Most people would recognise one or two cancer symptoms, but as there are so many forms of the disease, this means there are many different symptoms, some of which may easily go unrecognised. Many cancer symptoms are similar to the symptoms of less serious health issues, which may discourage people from seeking medical advice. But the NHS advises on the importance of being aware of any unexplained changes to your body, as while they may be harmless, they could also pose a serious health risk.
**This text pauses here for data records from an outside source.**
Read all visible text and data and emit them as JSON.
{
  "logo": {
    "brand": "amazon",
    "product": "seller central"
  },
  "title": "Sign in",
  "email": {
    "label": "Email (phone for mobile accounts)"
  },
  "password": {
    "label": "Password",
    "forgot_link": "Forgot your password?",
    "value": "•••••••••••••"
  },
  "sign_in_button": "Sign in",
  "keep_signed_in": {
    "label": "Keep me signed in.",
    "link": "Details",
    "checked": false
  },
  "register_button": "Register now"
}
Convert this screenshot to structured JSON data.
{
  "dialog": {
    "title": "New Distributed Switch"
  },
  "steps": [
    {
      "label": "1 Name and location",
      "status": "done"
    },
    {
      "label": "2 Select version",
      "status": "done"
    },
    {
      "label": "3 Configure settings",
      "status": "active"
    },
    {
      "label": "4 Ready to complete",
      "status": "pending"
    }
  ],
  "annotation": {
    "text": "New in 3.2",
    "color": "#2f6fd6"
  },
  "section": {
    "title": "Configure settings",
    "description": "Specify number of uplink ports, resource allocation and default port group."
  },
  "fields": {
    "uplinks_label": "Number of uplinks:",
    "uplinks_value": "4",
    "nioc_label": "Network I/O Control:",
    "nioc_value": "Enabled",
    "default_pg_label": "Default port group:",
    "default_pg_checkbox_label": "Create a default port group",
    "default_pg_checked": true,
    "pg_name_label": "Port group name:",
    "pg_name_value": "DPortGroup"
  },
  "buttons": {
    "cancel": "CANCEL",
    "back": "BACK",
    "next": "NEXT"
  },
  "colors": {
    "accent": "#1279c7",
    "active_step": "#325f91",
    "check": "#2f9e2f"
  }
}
There is a vast array of symptoms for the 200 different types of cancer, here are six of the most common signs:
Always see a GP if you notice a lump in your breast, or elsewhere on your body, that is rapidly increasing in size.
Lumps can be caused by non-cancerous things like cysts or abscesses, but it’s always best to get them checked out as they may still need treating regardless.
Coughs are usually harmless, but a persistent cough lasting more than three weeks could be a sign of lung cancer or throat cancers.
A long-lasting cough could also be a sign of pneumonia, which would also need medical attention.
Bowel habit changes
See a GP if you have experienced bowel changes which have lasted for more than a few weeks.
These can include blood in the stools, diarrhoea, constipation, pain when going to the toilet and persistent bloating.
Changes in bowel habits could be a sign of something less serious like IBS, but could also signify bowel cancer.
Blood in the urine, bleeding between periods, bleeding from the bottom, blood when coughing and blood in vomit should always be checked out by a doctor.
If you notice a mole that has an irregular or asymmetrical shape, is more than one colour, is bigger than 7mm in diameter, and is itchy, crusty or bleeding, see your GP.
The development of new moles fitting that description, or changes to the appearance of existing moles could be a sign of skin cancer.
Unexplained weight loss
Unexplained weight loss refers to dramatic loss of weight in the space of a couple of months, that can’t be explained by diet changes, exercise or stress.
Unexplained weight loss is a symptom of many different types of cancer.
“It’s important to be aware of any unexplained changes to your body, such as the sudden appearance of a lump, blood in your urine, or a change to your usual bowel habits,” said the NHS.
“These symptoms are often caused by other, non-cancerous illnesses, but it’s important to see your GP so they can investigate.”